Map of Kerouac’s Subterraneans

He lives below, in the undercity,
travels with a wet currency of doubt
in his pockets to unwashed sheets
with a woman who goes naked
in a stairwell, moaning.

To the toilet and back again,
he thinks of her as an alley cat, going
under fences away from him,
from the male brain
with its mad streets and habdasheries,
closed at dawn but open all night.

In that brain-space he dives
to the v-thighs of a paper doll dressed
in black and white on window display,
his hands undaunted.

He wanders to a bus stop, to a shoestore,
constructing all the while a volcanic sea
of lovesickness across the woman’s

then heads south to plantation
pillars in moonlight and cobwebs, where
roads are softer and everything is haunted
by the Cherokee, the way his heart is

He wants the way lit up, wants a lantern,
a flame, a match, but it’s blue dark,
this map, and him a phantasm

built from life’s postponing,

and the only door open to him, finally,
is his memory of the woman’s sweet
and lusty, sweet sweet sweet straight
to God’s ear orgasm.

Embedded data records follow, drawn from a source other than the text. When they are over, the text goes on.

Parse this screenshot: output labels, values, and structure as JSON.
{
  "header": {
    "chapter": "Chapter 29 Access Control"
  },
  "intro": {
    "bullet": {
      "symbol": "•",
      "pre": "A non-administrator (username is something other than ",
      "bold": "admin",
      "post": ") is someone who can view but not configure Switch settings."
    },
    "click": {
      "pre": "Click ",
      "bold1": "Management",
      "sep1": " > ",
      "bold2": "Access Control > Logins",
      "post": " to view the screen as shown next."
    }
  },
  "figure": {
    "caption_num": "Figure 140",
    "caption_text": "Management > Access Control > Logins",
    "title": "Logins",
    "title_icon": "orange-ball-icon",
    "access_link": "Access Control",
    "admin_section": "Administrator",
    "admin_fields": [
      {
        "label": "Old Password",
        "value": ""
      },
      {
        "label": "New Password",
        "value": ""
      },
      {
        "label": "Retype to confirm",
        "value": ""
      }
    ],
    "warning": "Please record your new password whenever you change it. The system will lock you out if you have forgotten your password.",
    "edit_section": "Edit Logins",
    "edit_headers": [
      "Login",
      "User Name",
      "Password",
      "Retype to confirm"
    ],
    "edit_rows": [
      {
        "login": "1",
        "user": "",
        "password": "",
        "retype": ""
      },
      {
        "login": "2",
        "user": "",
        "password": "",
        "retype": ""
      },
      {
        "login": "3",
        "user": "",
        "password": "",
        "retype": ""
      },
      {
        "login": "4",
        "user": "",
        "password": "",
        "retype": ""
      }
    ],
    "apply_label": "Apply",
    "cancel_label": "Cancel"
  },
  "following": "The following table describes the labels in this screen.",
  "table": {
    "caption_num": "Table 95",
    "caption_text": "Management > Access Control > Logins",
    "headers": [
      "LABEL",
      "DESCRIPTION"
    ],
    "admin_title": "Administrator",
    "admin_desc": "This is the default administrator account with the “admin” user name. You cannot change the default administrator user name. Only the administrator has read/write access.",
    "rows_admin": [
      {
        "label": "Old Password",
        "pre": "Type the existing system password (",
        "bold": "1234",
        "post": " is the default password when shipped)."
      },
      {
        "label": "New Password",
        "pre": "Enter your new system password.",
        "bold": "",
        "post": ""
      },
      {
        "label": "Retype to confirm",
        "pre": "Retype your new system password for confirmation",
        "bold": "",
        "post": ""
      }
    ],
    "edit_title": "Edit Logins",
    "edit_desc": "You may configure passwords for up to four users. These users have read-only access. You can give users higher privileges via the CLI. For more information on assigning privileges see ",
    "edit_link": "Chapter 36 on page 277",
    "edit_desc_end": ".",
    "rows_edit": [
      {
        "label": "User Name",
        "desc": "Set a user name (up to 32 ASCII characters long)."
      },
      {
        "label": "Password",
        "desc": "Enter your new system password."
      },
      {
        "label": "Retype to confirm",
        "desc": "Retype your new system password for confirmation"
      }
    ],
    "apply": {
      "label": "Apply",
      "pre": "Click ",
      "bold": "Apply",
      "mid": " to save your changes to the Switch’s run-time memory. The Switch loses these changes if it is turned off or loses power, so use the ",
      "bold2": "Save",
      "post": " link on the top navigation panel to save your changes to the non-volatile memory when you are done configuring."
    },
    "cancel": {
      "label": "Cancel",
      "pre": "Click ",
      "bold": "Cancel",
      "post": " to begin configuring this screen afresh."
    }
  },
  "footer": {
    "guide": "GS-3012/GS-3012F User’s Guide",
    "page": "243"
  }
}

Tamara Miles teaches college English in South Carolina. Her writings and art work have appeared in Fall Lines; O’Bheal Five Words; Love is Love; Auntie Bellum; Pantheon Magazine; UnLost Journal; Subprimal Poetry Art; The Tishman Review; Flash Fiction Magazine; and Apricity. Upcoming publications include writings of various types at The Devil’s Doorbell; NewPages; Verity La; Local Gems Press; Clade Song; and Cease Cows. She is a proud member of Irish writer Jane Barry’s online creativity salon known as That Curious Love of Green and a 2016 contributor at the Sewanee Writer’s Conference.